= WORK REQUEST =
Identify and pull out each line of the entries in which "Purnima" occurs.

*** Block opens ***

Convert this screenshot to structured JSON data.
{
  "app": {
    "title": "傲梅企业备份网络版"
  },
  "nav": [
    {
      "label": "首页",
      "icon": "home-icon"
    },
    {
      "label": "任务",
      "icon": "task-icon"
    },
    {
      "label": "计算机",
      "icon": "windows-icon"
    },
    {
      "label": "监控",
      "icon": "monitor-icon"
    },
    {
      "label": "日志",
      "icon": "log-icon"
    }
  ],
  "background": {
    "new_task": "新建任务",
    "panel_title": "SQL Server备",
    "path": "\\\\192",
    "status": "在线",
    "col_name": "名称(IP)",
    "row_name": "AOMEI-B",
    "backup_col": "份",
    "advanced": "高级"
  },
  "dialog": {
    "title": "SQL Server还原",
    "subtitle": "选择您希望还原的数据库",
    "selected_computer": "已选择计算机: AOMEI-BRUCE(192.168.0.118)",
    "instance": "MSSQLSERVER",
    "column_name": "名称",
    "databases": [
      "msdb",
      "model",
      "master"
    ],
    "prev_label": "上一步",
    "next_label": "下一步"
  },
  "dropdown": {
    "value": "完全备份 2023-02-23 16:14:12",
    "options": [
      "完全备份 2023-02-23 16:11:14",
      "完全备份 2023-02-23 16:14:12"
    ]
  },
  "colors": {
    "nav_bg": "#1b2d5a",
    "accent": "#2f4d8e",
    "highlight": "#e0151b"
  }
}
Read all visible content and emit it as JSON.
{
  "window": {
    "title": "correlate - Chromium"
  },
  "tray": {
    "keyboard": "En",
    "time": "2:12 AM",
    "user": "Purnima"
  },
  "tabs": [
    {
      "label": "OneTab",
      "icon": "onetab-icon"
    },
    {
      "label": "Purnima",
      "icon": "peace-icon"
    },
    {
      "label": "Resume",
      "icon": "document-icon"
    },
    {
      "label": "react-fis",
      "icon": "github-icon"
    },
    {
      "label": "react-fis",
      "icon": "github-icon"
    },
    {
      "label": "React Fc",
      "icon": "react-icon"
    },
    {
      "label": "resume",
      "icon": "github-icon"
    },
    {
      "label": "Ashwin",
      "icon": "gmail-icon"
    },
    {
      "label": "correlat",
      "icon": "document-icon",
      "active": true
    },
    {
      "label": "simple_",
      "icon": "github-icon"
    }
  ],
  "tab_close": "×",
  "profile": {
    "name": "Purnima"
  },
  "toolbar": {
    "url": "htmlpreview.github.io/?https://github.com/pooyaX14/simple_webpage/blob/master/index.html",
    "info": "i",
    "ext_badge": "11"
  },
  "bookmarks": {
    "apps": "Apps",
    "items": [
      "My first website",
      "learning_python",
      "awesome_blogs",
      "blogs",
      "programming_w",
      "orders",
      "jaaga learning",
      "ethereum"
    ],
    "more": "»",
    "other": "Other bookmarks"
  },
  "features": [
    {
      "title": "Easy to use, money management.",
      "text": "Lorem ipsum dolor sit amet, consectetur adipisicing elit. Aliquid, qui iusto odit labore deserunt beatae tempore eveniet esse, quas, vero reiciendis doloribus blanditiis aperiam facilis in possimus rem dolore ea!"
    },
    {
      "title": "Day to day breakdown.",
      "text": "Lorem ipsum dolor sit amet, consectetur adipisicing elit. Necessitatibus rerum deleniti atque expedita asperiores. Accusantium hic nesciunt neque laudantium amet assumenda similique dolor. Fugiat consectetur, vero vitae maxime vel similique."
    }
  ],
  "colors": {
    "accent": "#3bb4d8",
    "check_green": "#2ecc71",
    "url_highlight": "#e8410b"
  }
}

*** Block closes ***

= ANSWER SPACE =
    "user": "Purnima"
      "label": "Purnima",
    "name": "Purnima"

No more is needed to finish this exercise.